It is a shame that this film didn’t get more marketing, but most independent films don’t get the exposure they deserve. Hollywood and big studio films are fortunate to have the budget they do. I’ve seen many highly marketed films that come nowhere near the authenticity many independent films have. Independent films are so incredibly important because they are the purest forms of cinema. Independent films are gems.
I know when I’ve seen a good, underground indie, it feels like I have a secret and suggesting this to others by word of mouth feels more meaningful. The audience connects themselves to the main character. A character that feels more relatable will capture the audience’s interest quicker. Sure, I can watch “Captain Marvel” and for a short period of time feel like a superhero, but I relate much more to Abigail Breslin in “Little Miss Sunshine.”
Independent films are made by the underdogs, for the underdogs. The ones who don’t have millions of dollars or red-carpet actors, although nowadays, bigger names are participating in independent cinema, like LaBeouf and Johnson. Independent films give actors like Gottsagen a chance they might have never gotten before. “Peanut Butter Falcon” and Zack Gottsagen are the reasons to support independent film.

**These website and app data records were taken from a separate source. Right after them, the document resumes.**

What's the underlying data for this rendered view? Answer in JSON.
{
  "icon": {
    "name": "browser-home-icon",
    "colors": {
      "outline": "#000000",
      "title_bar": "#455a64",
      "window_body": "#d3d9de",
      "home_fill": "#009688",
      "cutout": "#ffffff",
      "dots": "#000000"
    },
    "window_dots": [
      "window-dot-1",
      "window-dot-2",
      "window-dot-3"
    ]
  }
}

“Peanut Butter Falcon” is proof that anyone can live out their dream if they care. It might not go exactly the way one imagines, but Zak shows it’s better to have tried than to have never tried at all. He got to live out his dream alongside friends who loved him for him. This film hits all the marks a great film entails: a raw story, phenomenal performances by the actors, a brilliant original soundtrack and gorgeous cinematography to tie it all together. The entertaining adventure that is “The Peanut Butter Falcon” is one meant to be shared and treasured. Support this film by seeing it before it leaves the theaters.